WHAT IS NEEDED
Go through the lines below and repeat each one exactly, skipping pictures.

DATA PROVIDED
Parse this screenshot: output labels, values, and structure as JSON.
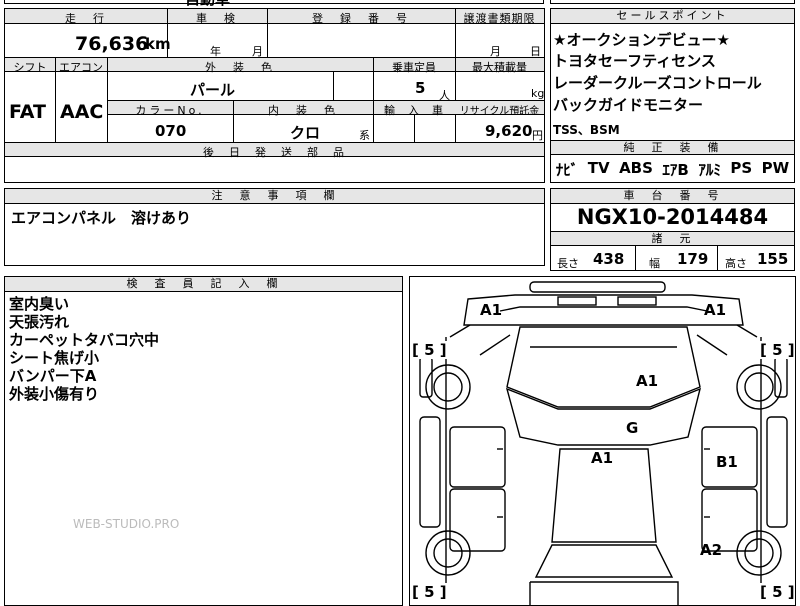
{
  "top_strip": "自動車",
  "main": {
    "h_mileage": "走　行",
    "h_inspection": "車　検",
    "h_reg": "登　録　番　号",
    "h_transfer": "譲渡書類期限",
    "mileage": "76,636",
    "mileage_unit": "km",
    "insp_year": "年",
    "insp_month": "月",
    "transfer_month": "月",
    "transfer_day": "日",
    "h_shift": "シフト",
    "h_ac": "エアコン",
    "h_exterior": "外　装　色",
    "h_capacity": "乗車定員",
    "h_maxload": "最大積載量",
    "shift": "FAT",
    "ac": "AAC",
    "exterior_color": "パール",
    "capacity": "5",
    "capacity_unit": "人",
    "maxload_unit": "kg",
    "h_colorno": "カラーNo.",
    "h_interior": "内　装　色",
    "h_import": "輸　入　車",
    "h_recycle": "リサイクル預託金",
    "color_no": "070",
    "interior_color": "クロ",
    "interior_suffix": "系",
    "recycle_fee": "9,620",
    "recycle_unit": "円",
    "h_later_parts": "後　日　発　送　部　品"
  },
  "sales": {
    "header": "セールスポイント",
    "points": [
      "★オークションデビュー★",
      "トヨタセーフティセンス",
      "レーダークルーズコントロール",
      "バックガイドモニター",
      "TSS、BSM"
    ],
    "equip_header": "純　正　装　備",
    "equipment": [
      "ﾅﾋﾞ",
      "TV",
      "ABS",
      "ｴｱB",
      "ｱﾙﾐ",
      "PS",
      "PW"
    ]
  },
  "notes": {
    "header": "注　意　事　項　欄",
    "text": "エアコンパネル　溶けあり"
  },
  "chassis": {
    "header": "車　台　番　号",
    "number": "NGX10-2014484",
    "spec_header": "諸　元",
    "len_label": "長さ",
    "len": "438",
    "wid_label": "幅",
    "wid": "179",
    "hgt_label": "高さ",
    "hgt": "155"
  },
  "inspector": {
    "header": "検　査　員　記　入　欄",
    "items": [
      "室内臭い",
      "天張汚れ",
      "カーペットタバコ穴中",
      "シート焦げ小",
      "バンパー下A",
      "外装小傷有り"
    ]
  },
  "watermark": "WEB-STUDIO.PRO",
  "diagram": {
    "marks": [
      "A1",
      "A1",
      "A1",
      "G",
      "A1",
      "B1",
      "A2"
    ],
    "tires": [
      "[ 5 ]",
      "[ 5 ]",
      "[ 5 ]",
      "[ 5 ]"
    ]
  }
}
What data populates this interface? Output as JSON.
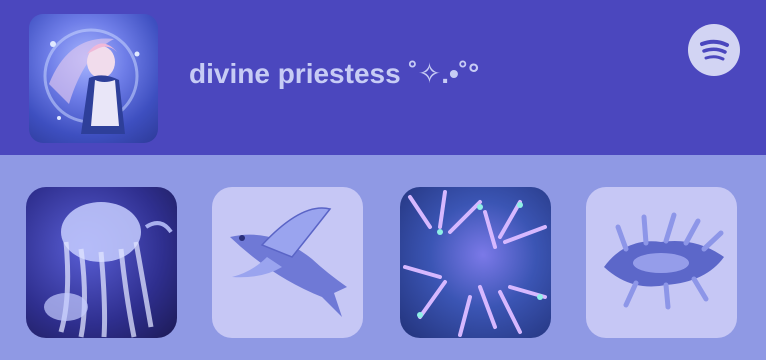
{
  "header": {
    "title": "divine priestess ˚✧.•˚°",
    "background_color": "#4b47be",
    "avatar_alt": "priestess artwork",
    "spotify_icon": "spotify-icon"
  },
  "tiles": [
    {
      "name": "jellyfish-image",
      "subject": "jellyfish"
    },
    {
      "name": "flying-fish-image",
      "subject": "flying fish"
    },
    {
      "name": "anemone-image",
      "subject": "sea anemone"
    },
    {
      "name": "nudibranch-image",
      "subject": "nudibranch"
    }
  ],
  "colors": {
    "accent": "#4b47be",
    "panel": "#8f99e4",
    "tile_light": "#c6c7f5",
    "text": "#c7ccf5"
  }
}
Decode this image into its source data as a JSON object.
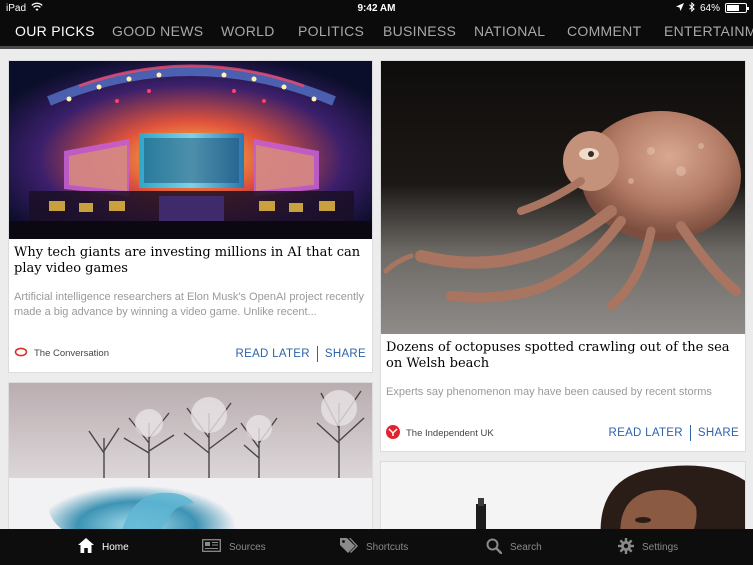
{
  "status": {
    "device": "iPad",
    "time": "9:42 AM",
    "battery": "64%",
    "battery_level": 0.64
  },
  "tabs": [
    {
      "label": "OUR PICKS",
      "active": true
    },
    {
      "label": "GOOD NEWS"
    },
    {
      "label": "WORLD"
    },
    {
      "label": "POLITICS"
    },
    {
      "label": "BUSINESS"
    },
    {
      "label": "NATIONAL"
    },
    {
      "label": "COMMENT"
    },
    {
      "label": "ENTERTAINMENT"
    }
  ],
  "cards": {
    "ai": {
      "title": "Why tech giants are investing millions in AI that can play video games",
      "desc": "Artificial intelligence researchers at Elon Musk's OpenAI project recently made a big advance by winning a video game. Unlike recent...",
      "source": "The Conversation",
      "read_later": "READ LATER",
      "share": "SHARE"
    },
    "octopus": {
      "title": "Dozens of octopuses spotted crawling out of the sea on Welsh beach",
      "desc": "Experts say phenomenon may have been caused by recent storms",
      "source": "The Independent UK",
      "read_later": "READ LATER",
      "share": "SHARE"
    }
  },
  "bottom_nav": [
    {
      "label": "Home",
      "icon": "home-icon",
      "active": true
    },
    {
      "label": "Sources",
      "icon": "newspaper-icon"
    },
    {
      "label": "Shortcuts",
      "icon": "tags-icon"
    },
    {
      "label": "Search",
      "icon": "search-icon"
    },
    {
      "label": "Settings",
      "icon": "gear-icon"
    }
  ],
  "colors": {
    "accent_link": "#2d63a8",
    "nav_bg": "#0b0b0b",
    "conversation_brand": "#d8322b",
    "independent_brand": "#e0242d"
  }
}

RESPONSE FOR THIS EXERCISE
Parse this screenshot: output labels, values, and structure as JSON.
{
  "top_strip": "自動車",
  "main": {
    "h_mileage": "走　行",
    "h_inspection": "車　検",
    "h_reg": "登　録　番　号",
    "h_transfer": "譲渡書類期限",
    "mileage": "76,636",
    "mileage_unit": "km",
    "insp_year": "年",
    "insp_month": "月",
    "transfer_month": "月",
    "transfer_day": "日",
    "h_shift": "シフト",
    "h_ac": "エアコン",
    "h_exterior": "外　装　色",
    "h_capacity": "乗車定員",
    "h_maxload": "最大積載量",
    "shift": "FAT",
    "ac": "AAC",
    "exterior_color": "パール",
    "capacity": "5",
    "capacity_unit": "人",
    "maxload_unit": "kg",
    "h_colorno": "カラーNo.",
    "h_interior": "内　装　色",
    "h_import": "輸　入　車",
    "h_recycle": "リサイクル預託金",
    "color_no": "070",
    "interior_color": "クロ",
    "interior_suffix": "系",
    "recycle_fee": "9,620",
    "recycle_unit": "円",
    "h_later_parts": "後　日　発　送　部　品"
  },
  "sales": {
    "header": "セールスポイント",
    "points": [
      "★オークションデビュー★",
      "トヨタセーフティセンス",
      "レーダークルーズコントロール",
      "バックガイドモニター",
      "TSS、BSM"
    ],
    "equip_header": "純　正　装　備",
    "equipment": [
      "ﾅﾋﾞ",
      "TV",
      "ABS",
      "ｴｱB",
      "ｱﾙﾐ",
      "PS",
      "PW"
    ]
  },
  "notes": {
    "header": "注　意　事　項　欄",
    "text": "エアコンパネル　溶けあり"
  },
  "chassis": {
    "header": "車　台　番　号",
    "number": "NGX10-2014484",
    "spec_header": "諸　元",
    "len_label": "長さ",
    "len": "438",
    "wid_label": "幅",
    "wid": "179",
    "hgt_label": "高さ",
    "hgt": "155"
  },
  "inspector": {
    "header": "検　査　員　記　入　欄",
    "items": [
      "室内臭い",
      "天張汚れ",
      "カーペットタバコ穴中",
      "シート焦げ小",
      "バンパー下A",
      "外装小傷有り"
    ]
  },
  "watermark": "WEB-STUDIO.PRO",
  "diagram": {
    "marks": [
      "A1",
      "A1",
      "A1",
      "G",
      "A1",
      "B1",
      "A2"
    ],
    "tires": [
      "[ 5 ]",
      "[ 5 ]",
      "[ 5 ]",
      "[ 5 ]"
    ]
  }
}
What data populates this interface? Output as JSON.
{
  "header": {
    "title": "divine priestess ˚✧.•˚°",
    "background_color": "#4b47be",
    "avatar_alt": "priestess artwork",
    "spotify_icon": "spotify-icon"
  },
  "tiles": [
    {
      "name": "jellyfish-image",
      "subject": "jellyfish"
    },
    {
      "name": "flying-fish-image",
      "subject": "flying fish"
    },
    {
      "name": "anemone-image",
      "subject": "sea anemone"
    },
    {
      "name": "nudibranch-image",
      "subject": "nudibranch"
    }
  ],
  "colors": {
    "accent": "#4b47be",
    "panel": "#8f99e4",
    "tile_light": "#c6c7f5",
    "text": "#c7ccf5"
  }
}
Decode this image into its source data as a JSON object.
{
  "status": {
    "device": "iPad",
    "time": "9:42 AM",
    "battery": "64%",
    "battery_level": 0.64
  },
  "tabs": [
    {
      "label": "OUR PICKS",
      "active": true
    },
    {
      "label": "GOOD NEWS"
    },
    {
      "label": "WORLD"
    },
    {
      "label": "POLITICS"
    },
    {
      "label": "BUSINESS"
    },
    {
      "label": "NATIONAL"
    },
    {
      "label": "COMMENT"
    },
    {
      "label": "ENTERTAINMENT"
    }
  ],
  "cards": {
    "ai": {
      "title": "Why tech giants are investing millions in AI that can play video games",
      "desc": "Artificial intelligence researchers at Elon Musk's OpenAI project recently made a big advance by winning a video game. Unlike recent...",
      "source": "The Conversation",
      "read_later": "READ LATER",
      "share": "SHARE"
    },
    "octopus": {
      "title": "Dozens of octopuses spotted crawling out of the sea on Welsh beach",
      "desc": "Experts say phenomenon may have been caused by recent storms",
      "source": "The Independent UK",
      "read_later": "READ LATER",
      "share": "SHARE"
    }
  },
  "bottom_nav": [
    {
      "label": "Home",
      "icon": "home-icon",
      "active": true
    },
    {
      "label": "Sources",
      "icon": "newspaper-icon"
    },
    {
      "label": "Shortcuts",
      "icon": "tags-icon"
    },
    {
      "label": "Search",
      "icon": "search-icon"
    },
    {
      "label": "Settings",
      "icon": "gear-icon"
    }
  ],
  "colors": {
    "accent_link": "#2d63a8",
    "nav_bg": "#0b0b0b",
    "conversation_brand": "#d8322b",
    "independent_brand": "#e0242d"
  }
}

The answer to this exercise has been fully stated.